"The y'Carthu find magic deplorable," she thought aloud, as her trembling fingers approached the coldfire. "How could they bid one to their purpose, when they loathe magic so?" Concentrating, she lowered her hand, so her palm was facing upward. She might as well have gone cross-eyed. The coldfire spectacularly failed to appear. "How?" She groused. "I-- it does not come when I call it. The wind answers sometimes, but I'm usually--" She couldn't meet his gaze for embarrassment, and didn't dare look at Gero. "It responds to me when I'm foolishly rife with emotion, but 'tis never controlled."
"Many people have lain with the enemy to achieve their end goals," Mikhael told her in response to her speculation regarding y'Carthu and their suspected use of magic. He closed his hand into a fist and opened it. The small ball of fire was gone.
Mikhael laughed lightly, casting a look and smile in Gero's direction as well. He assumed that Renestrae's efforts to create the handfire was tacit permission for a lesson, "Cymry magic cannot be controlled without training, Young Wren."
Placing his hand beneath hers, Mikhael, "Feel the wind, allow yourself to connect with it. You are also a Child of Storms, so now reach for the power in the air around you." As he spoke, he also called his elements to him to augment Renestrae's efforts. In a flash, a small ball of fire coalesced to dance in her upraised palm. It was not as cohesive as the one Mikhael had formed earlier, but it was there, cold and beautiful.
"Why does it not burn me?" Renestrae's voice was a hollow breath, enchanted. Her gaze was fixed on the flickering orb. She flashed Mikhael a look, and with her attention having returned to the coldfire, she sought a thread of focus within herself. She shivered involuntarily as she reshaped his words in her head. She found strength in words, in music, and so she fashioned his words in her mind, made them a point of focus, and willed her being through them.
_Child of the Storms._

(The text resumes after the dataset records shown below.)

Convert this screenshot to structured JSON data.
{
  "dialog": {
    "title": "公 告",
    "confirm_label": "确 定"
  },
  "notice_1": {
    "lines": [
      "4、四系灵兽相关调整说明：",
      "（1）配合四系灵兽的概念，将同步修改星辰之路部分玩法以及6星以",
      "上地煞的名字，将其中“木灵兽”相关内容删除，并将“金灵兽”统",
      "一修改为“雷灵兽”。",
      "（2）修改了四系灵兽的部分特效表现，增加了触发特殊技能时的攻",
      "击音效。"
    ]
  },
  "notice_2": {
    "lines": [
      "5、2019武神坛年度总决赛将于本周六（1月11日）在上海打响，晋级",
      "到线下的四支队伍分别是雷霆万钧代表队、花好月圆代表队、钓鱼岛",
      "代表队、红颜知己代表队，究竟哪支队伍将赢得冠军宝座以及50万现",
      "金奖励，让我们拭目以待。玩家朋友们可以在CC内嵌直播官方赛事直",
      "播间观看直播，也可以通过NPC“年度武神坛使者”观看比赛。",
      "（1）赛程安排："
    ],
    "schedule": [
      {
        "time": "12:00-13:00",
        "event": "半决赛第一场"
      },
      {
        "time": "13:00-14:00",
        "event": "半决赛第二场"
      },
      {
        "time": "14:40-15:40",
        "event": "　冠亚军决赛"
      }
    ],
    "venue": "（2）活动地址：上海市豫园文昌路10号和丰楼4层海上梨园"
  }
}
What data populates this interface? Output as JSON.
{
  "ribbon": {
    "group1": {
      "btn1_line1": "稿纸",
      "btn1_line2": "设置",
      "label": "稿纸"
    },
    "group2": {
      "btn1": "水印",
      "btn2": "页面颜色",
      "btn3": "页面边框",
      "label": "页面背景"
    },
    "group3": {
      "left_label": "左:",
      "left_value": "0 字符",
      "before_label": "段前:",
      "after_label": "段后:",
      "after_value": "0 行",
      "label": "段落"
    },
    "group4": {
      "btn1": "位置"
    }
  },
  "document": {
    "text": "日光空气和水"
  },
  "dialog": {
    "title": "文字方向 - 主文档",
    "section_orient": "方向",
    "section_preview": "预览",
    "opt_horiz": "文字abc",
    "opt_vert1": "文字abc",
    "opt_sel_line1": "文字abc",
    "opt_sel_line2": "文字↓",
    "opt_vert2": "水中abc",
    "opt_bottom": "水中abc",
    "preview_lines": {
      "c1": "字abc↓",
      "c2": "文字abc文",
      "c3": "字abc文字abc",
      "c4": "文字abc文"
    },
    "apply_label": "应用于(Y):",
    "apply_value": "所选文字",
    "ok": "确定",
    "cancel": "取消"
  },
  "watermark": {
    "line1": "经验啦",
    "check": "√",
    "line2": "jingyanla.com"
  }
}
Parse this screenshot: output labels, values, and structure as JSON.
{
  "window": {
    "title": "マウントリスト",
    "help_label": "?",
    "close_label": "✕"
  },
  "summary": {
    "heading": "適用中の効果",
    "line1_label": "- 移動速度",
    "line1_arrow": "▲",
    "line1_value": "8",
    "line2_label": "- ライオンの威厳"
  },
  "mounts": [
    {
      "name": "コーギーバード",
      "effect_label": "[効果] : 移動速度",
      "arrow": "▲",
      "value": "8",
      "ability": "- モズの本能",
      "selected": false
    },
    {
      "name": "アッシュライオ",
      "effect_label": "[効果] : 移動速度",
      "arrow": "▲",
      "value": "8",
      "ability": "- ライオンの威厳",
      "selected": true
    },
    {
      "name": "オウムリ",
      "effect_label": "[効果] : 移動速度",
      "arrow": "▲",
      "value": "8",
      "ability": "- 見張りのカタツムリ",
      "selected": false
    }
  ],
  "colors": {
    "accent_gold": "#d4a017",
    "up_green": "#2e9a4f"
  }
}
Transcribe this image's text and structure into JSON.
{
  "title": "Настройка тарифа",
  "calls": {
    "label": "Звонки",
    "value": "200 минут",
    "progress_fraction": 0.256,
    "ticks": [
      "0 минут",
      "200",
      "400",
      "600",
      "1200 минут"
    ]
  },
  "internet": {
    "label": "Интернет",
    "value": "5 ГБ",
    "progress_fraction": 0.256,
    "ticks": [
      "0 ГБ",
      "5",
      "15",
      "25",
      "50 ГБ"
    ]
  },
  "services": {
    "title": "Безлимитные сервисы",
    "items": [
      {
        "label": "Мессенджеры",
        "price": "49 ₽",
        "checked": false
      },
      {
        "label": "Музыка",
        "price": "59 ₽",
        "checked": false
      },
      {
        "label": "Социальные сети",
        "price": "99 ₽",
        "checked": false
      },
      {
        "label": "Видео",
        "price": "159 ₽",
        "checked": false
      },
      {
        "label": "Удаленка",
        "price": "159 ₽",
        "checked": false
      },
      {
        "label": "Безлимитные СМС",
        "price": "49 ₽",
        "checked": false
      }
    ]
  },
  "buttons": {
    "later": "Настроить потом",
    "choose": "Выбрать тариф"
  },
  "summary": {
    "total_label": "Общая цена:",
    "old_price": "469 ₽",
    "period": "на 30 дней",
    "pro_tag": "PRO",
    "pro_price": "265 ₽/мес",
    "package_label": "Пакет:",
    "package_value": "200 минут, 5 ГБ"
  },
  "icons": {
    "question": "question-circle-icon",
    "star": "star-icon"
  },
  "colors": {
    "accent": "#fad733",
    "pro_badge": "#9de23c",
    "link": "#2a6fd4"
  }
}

Indeed, was she not? When her fury rose, the wind called back. She tried to imagine how it felt when the wind moved with her.
There was nothing still. She huffed with exasperation, growing annoyed with herself.
"Patience," Mikhael counseled softly. "Think of how the wind feels on your skin, now try to feel that within yourself."
The bard took an even breath, closing her eyes. She summoned to mind how she felt the first time she heard the strings plucked from a cittern. Folk could believe in terrible things, but produce something beautiful as well. The wind had stirred even then, just a breath, but it responded to the strength of feeling she had for the sound. She concentrated on it, and no sooner than she recognized the thready wisp for what it was, she grasped it within herself. She imagined plucking it, drawing it forth, so it felt as though there was a stream funneled through her being. She coaxed it with the very rhythm of her heart, which was the drum by which her life was measured. She almost felt the nudge from her core into her arm, and into her hand.
She opened her eyes. The ball was now a tiny, writhing torrent, twisting and turning about itself, looking for all the world like an ethereal, dragon-like ribbon. It was but a few moments before it diminished into nothing, leaving a tingle on the palm of its hand, and a strange, cool sensation within herself.
She had no words, her mouth opened and shut with no sound. She was equal parts overwhelmed, elated, and startled. Little wonder some sought such power! It was a terrifying and beautiful thing, as much as it was a burden. It would be easy to grow drunk upon it, as one might imbibe ale. She promised herself, then and there, that she would not allow herself to become so careless.